By Kerry Smith, Editor – St. Louis Construction News & Review Magazine
Although their populations are markedly different, O’Fallon, MO and Edwardsville, IL are benefitting from similar new construction developments and are governed by municipalities with similar visions and priorities.
Patrick McKeehan, O’Fallon’s economic development director, says the city of 87,800 population has experienced solid growth in 2017 and early 2018. For example, True Manufacturing is building a 200,000-square-foot distribution center on the north side of Interstate 70 that is expected to reach completion within the next few weeks.
“Summit Development Group is the developer and Contegra Construction Co. is the general contractor,” said McKeehan. “True Manufacturing is consolidating space from some smaller off-site warehouses to generate greater efficiencies on its campus in terms of production, finished goods and shipping.”
A $13 million I-70 outer road project is expanding capacity along O’Fallon’s primary transportation corridor to improve traffic flow and encourage new commercial activity, according to McKeehan. “Bids just opened on this critical transportation project,” he said, “which also involves MoDOT and St. Charles County. I-70 was originally built in the late 1950s. O’Fallon’s exponential growth has increased demand on the road system.”
By the end of June, the first phase of a $25 million sports destination project known as Missouri Rush Sports Park will be completed. Cornerstone Contracting Services is the general contractor and 40DD Sports is the developer. McKeehan says the initial phase includes four all-weather soccer fields and a clubhouse with restaurant. The sports complex is strategically located at Highway DD and I-64.
With a population of roughly one-third that of O’Fallon, MO, Edwardsville is enjoying a similar resurgence in commercial development across multiple sectors. Walter Williams, Edwardsville’s director of economic/community development, says World Wide Technology’s latest announcement that it is breaking ground on twin Gateway Commerce Center warehouses – each spanning one million square feet – is tangible evidence of serious investment in what Edwardsville has to offer companies. The builder has not yet been announced.
“Edwardsville’s continued success is attributable to our ability to attract investors and job creators,” said Williams.
Both McKeehan and Williams see parallels in the types of development that the two cities are attracting. O’Fallon, MO and Edwardsville are enjoying bustling hospitality development, sports destination development and warehouse-distribution investment. Like O’Fallon, the $12 million, 70-acre Plummer Family Sports Park near I-55, named for Edwardsville builder/developer Robert L. Plummer, is in the development stage.

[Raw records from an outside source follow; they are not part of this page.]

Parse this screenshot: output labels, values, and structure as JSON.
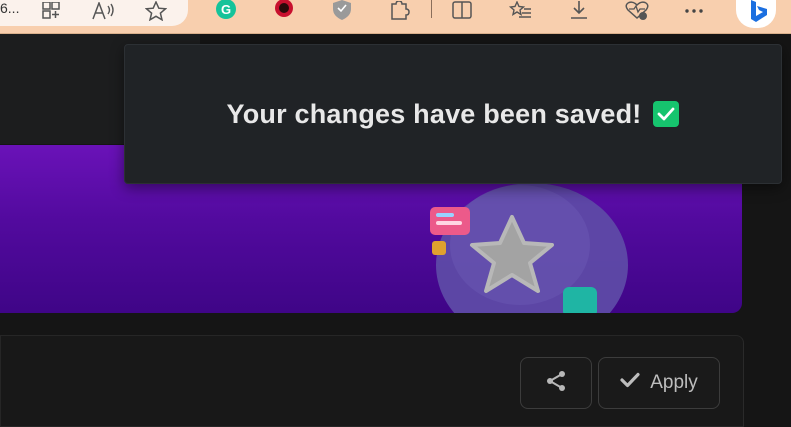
{
  "browser": {
    "address_text": "6...",
    "toolbar_icons": [
      "grid-icon",
      "read-aloud-icon",
      "favorite-star-icon",
      "grammarly-icon",
      "extension-red-icon",
      "shield-extension-icon",
      "extensions-puzzle-icon",
      "split-screen-icon",
      "favorites-list-icon",
      "download-icon",
      "performance-icon",
      "more-icon",
      "bing-icon"
    ]
  },
  "toast": {
    "message": "Your changes have been saved!",
    "icon": "check-mark-button-icon",
    "icon_color": "#16c46e"
  },
  "banner": {
    "gradient_top": "#6a12b8",
    "gradient_bottom": "#3f0587",
    "illustration": "star-bubble-illustration"
  },
  "actions": {
    "share_icon": "share-icon",
    "apply_label": "Apply",
    "apply_icon": "check-icon"
  }
}
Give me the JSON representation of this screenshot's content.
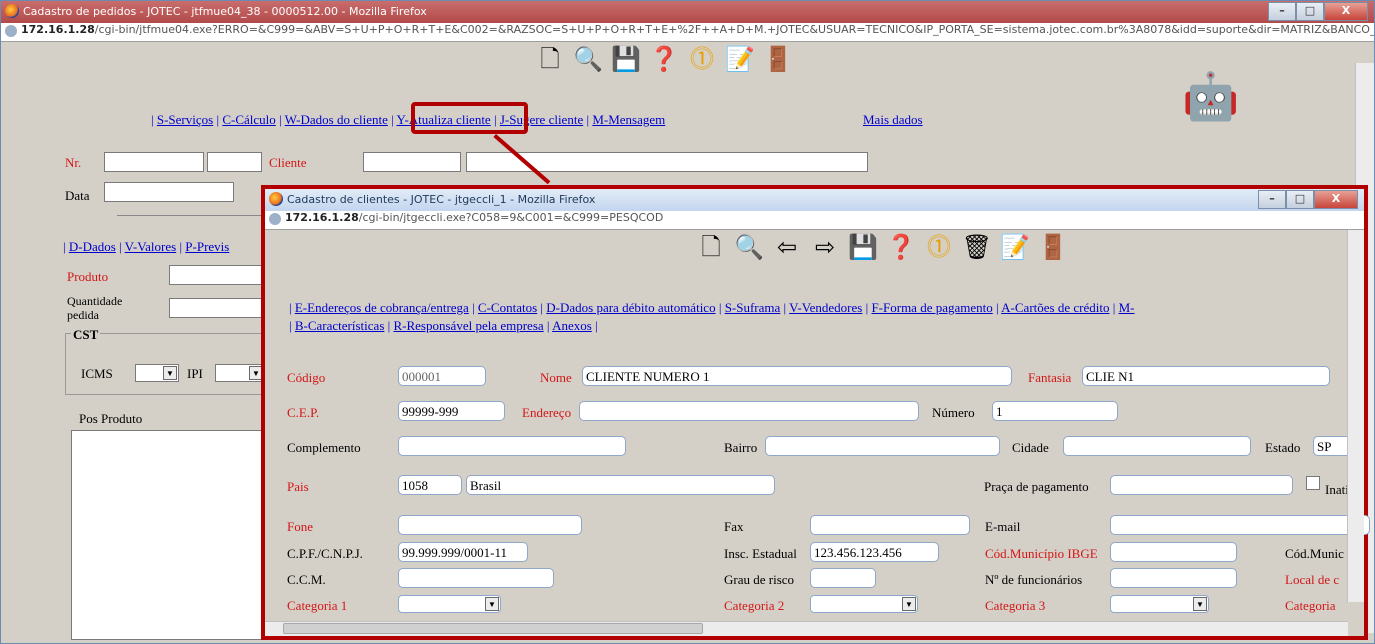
{
  "main_window": {
    "title": "Cadastro de pedidos - JOTEC - jtfmue04_38 - 0000512.00 - Mozilla Firefox",
    "url_host": "172.16.1.28",
    "url_path": "/cgi-bin/jtfmue04.exe?ERRO=&C999=&ABV=S+U+P+O+R+T+E&C002=&RAZSOC=S+U+P+O+R+T+E+%2F++A+D+M.+JOTEC&USUAR=TECNICO&IP_PORTA_SE=sistema.jotec.com.br%3A8078&idd=suporte&dir=MATRIZ&BANCO_",
    "toolbar_icons": [
      "new-document-icon",
      "binoculars-icon",
      "save-icon",
      "help-icon",
      "warning-icon",
      "notepad-icon",
      "exit-icon"
    ],
    "menu": [
      {
        "label": "S-Serviços"
      },
      {
        "label": "C-Cálculo"
      },
      {
        "label": "W-Dados do cliente"
      },
      {
        "label": "Y-Atualiza cliente"
      },
      {
        "label": "J-Sugere cliente"
      },
      {
        "label": "M-Mensagem"
      }
    ],
    "mais_dados": "Mais dados",
    "labels": {
      "nr": "Nr.",
      "cliente": "Cliente",
      "data": "Data",
      "produto": "Produto",
      "quantidade": "Quantidade pedida",
      "cst": "CST",
      "icms": "ICMS",
      "ipi": "IPI",
      "pos_produto": "Pos  Produto"
    },
    "tabs": [
      {
        "label": "D-Dados"
      },
      {
        "label": "V-Valores"
      },
      {
        "label": "P-Previs"
      }
    ]
  },
  "client_window": {
    "title": "Cadastro de clientes - JOTEC - jtgeccli_1 - Mozilla Firefox",
    "url_host": "172.16.1.28",
    "url_path": "/cgi-bin/jtgeccli.exe?C058=9&C001=&C999=PESQCOD",
    "toolbar_icons": [
      "new-document-icon",
      "binoculars-icon",
      "back-arrow-icon",
      "forward-arrow-icon",
      "save-icon",
      "help-icon",
      "warning-icon",
      "trash-icon",
      "notepad-icon",
      "exit-icon"
    ],
    "menu_row1": [
      {
        "label": "E-Endereços de cobrança/entrega"
      },
      {
        "label": "C-Contatos"
      },
      {
        "label": "D-Dados para débito automático"
      },
      {
        "label": "S-Suframa"
      },
      {
        "label": "V-Vendedores"
      },
      {
        "label": "F-Forma de pagamento"
      },
      {
        "label": "A-Cartões de crédito"
      },
      {
        "label": "M-"
      }
    ],
    "menu_row2": [
      {
        "label": "B-Características"
      },
      {
        "label": "R-Responsável pela empresa"
      },
      {
        "label": "Anexos"
      }
    ],
    "fields": {
      "codigo_label": "Código",
      "codigo_value": "000001",
      "nome_label": "Nome",
      "nome_value": "CLIENTE NUMERO 1",
      "fantasia_label": "Fantasia",
      "fantasia_value": "CLIE N1",
      "cep_label": "C.E.P.",
      "cep_value": "99999-999",
      "endereco_label": "Endereço",
      "endereco_value": "",
      "numero_label": "Número",
      "numero_value": "1",
      "complemento_label": "Complemento",
      "bairro_label": "Bairro",
      "cidade_label": "Cidade",
      "estado_label": "Estado",
      "estado_value": "SP",
      "pais_label": "Pais",
      "pais_code": "1058",
      "pais_name": "Brasil",
      "praca_label": "Praça de pagamento",
      "inativo_label": "Inativo",
      "fone_label": "Fone",
      "fax_label": "Fax",
      "email_label": "E-mail",
      "cpf_label": "C.P.F./C.N.P.J.",
      "cpf_value": "99.999.999/0001-11",
      "insc_label": "Insc. Estadual",
      "insc_value": "123.456.123.456",
      "cod_ibge_label": "Cód.Município IBGE",
      "cod_munic_label": "Cód.Munic",
      "ccm_label": "C.C.M.",
      "grau_label": "Grau de risco",
      "funcionarios_label": "Nº de funcionários",
      "local_label": "Local de c",
      "cat1_label": "Categoria 1",
      "cat2_label": "Categoria 2",
      "cat3_label": "Categoria 3",
      "cat4_label": "Categoria"
    }
  },
  "colors": {
    "highlight": "#b20000",
    "link": "#0000cc",
    "required_label": "#d41616"
  }
}
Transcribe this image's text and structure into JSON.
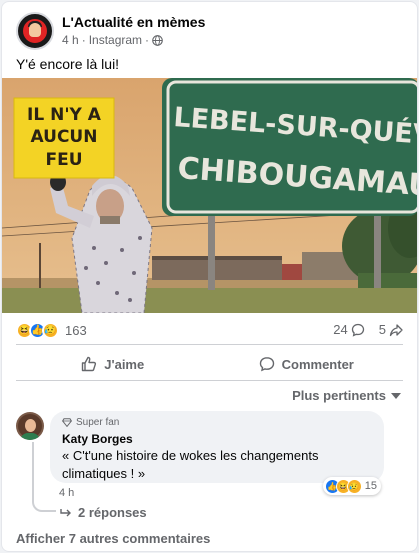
{
  "post": {
    "page_name": "L'Actualité en mèmes",
    "time": "4 h",
    "source": "Instagram",
    "separator": "·",
    "caption": "Y'é encore là lui!"
  },
  "image": {
    "protest_sign": [
      "IL N'Y A",
      "AUCUN",
      "FEU"
    ],
    "road_sign": [
      "LEBEL-SUR-QUÉVILLON",
      "CHIBOUGAMAU"
    ]
  },
  "engagement": {
    "reaction_count": "163",
    "comment_count": "24",
    "share_count": "5"
  },
  "actions": {
    "like_label": "J'aime",
    "comment_label": "Commenter"
  },
  "sort": {
    "label": "Plus pertinents"
  },
  "comment": {
    "badge": "Super fan",
    "author": "Katy Borges",
    "text": "« C't'une histoire de wokes les changements climatiques ! »",
    "time": "4 h",
    "reaction_count": "15",
    "replies_label": "2 réponses"
  },
  "more_comments": "Afficher 7 autres commentaires",
  "colors": {
    "like_blue": "#1877f2",
    "reaction_yellow": "#f7b125",
    "secondary_text": "#65676b",
    "road_sign_green": "#2f6b4f"
  }
}
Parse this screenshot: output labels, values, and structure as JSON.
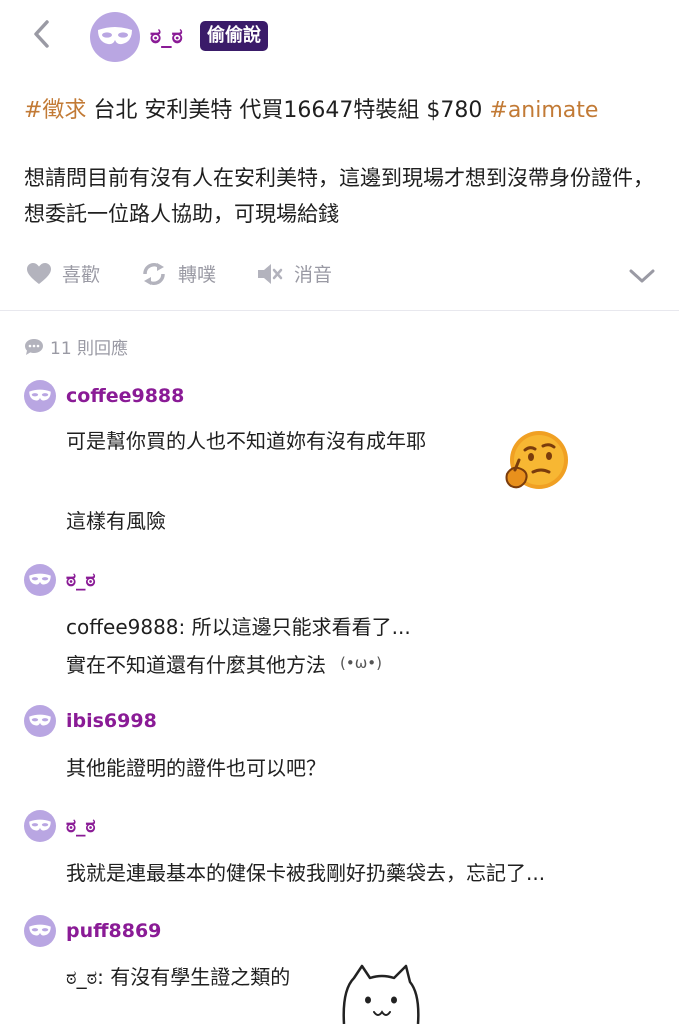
{
  "header": {
    "author": "ಠ_ಠ",
    "badge": "偷偷說"
  },
  "post": {
    "title_tag1": "#徵求",
    "title_text": " 台北 安利美特 代買16647特裝組 $780 ",
    "title_tag2": "#animate",
    "body": "想請問目前有沒有人在安利美特，這邊到現場才想到沒帶身份證件，想委託一位路人協助，可現場給錢"
  },
  "actions": {
    "like": "喜歡",
    "repost": "轉噗",
    "mute": "消音"
  },
  "replies": {
    "count_label": "11 則回應",
    "items": [
      {
        "name": "coffee9888",
        "lines": [
          "可是幫你買的人也不知道妳有沒有成年耶",
          "這樣有風險"
        ]
      },
      {
        "name": "ಠ_ಠ",
        "lines": [
          "coffee9888: 所以這邊只能求看看了...",
          "實在不知道還有什麼其他方法"
        ],
        "kaomoji": "(•ω•)"
      },
      {
        "name": "ibis6998",
        "lines": [
          "其他能證明的證件也可以吧？"
        ]
      },
      {
        "name": "ಠ_ಠ",
        "lines": [
          "我就是連最基本的健保卡被我剛好扔藥袋去，忘記了..."
        ]
      },
      {
        "name": "puff8869",
        "lines": [
          "ಠ_ಠ: 有沒有學生證之類的"
        ]
      }
    ]
  },
  "icons": {
    "back": "chevron-left-icon",
    "mask": "mask-icon",
    "like": "heart-icon",
    "repost": "repost-icon",
    "mute": "speaker-mute-icon",
    "expand": "chevron-down-icon",
    "reply": "speech-bubble-icon"
  },
  "colors": {
    "accent_name": "#8a1b96",
    "badge_bg": "#3a1b69",
    "tag": "#c27a35",
    "avatar_bg": "#b9a6e2",
    "muted": "#9a9aa4"
  }
}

Just as Edwardsville is known for high-tech manufacturing and distribution with its two advanced logistics parks, O’Fallon, MO is home to a large financial services cluster anchored by CitiMortgage and MasterCard’s global operations and technology center. According to McKeehan, O’Fallon has more than 6,000 employees in the industry sector.
“There are many commonalities between Edwardsville, IL and O’Fallon, MO, including highway access, strong geographic position, affordable housing, family oriented amenities, and with forward-thinking local government,” McKeehan said. “I think these commonalities all contribute to economic success.”
McKeehan emphasizes that the plusses inherent in the two municipalities that are attracting local, regional and national investment these days can also be found in other neighboring cities within the St. Louis MSA.
“St. Peters, MO has similar qualities as Edwardsville and O’Fallon,” said McKeehan, noting that the neighboring community was Amazon’s choice to build a 1,500-employee, 800,000-square-foot fulfillment center in the Premier 370 Business Park. This new operation is similar to the one in Edwardsville and is Amazon’s first fulfillment center in Missouri.
O’Fallon-Shiloh, IL is another investment-friendly community, according to McKeehan.
“I see O’Fallon-Shiloh in a similar position of strength,” he said. “All of these communities are centered on key transportation corridors that enable each to attract large commercial and industrial development.”